== Data to examine ==

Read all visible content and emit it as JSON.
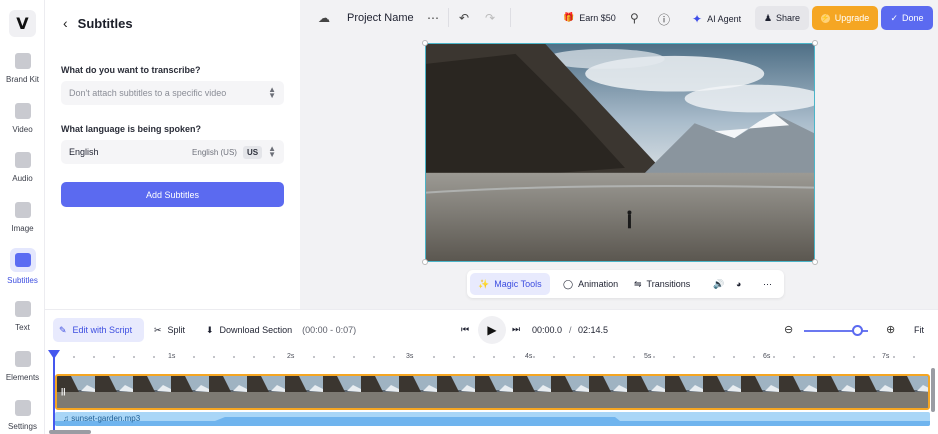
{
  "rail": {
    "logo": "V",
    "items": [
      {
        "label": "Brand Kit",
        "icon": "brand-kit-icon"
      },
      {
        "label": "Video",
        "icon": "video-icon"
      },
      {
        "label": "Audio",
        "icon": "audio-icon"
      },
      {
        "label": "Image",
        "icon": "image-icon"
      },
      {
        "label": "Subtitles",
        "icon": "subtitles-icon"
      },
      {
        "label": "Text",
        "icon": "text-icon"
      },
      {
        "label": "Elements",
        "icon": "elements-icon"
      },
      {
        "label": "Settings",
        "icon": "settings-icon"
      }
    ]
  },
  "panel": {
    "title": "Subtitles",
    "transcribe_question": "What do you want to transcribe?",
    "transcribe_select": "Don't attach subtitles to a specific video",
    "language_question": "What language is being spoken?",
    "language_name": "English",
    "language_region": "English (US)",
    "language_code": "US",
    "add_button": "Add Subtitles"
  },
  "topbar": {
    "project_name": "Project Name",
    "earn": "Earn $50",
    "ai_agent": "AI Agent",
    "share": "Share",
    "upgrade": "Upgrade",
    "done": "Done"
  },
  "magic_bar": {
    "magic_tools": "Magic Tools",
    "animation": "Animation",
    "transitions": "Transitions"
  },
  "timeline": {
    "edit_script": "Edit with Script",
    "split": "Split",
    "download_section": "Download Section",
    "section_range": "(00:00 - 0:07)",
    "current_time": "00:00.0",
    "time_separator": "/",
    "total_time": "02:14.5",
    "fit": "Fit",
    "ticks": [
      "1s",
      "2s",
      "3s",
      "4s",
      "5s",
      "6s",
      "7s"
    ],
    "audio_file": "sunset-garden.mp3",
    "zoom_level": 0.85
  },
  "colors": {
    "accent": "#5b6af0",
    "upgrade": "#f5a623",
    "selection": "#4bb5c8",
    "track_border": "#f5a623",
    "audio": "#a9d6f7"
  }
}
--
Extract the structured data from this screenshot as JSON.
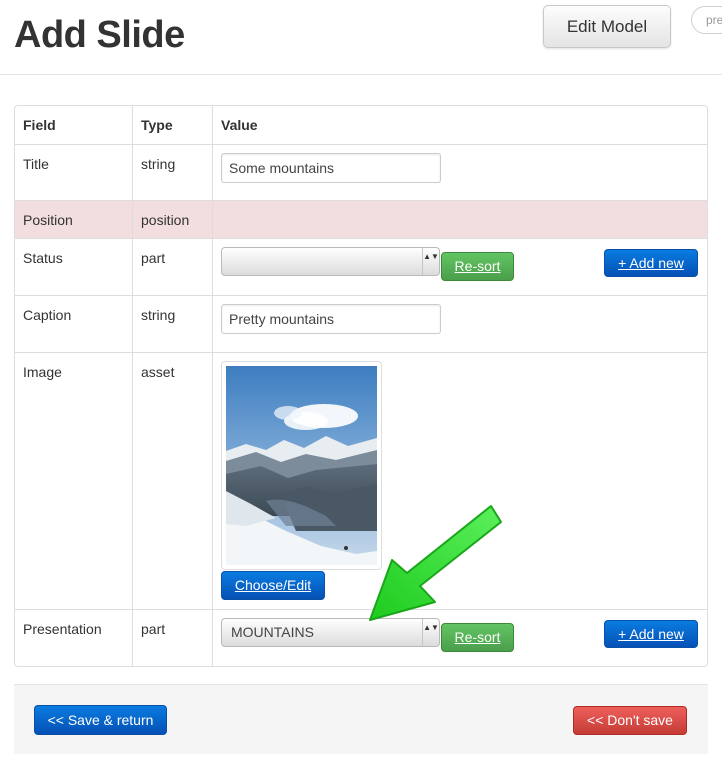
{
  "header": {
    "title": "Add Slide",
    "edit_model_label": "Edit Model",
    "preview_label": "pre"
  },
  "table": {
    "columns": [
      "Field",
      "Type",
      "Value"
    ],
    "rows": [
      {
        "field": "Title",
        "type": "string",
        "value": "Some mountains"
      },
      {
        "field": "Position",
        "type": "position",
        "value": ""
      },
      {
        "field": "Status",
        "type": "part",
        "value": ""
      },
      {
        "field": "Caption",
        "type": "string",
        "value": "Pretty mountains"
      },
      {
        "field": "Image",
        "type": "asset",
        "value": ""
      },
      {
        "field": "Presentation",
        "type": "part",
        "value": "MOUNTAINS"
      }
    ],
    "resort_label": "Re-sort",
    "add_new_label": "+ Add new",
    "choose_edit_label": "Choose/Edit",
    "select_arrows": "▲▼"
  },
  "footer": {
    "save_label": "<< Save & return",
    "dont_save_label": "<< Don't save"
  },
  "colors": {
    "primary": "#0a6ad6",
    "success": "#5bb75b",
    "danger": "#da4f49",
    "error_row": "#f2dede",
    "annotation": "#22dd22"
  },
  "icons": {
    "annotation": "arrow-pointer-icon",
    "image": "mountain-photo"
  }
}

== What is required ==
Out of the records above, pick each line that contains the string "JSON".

== Response ==
Read all visible content and emit it as JSON.
Extract the structured data from this screenshot as JSON.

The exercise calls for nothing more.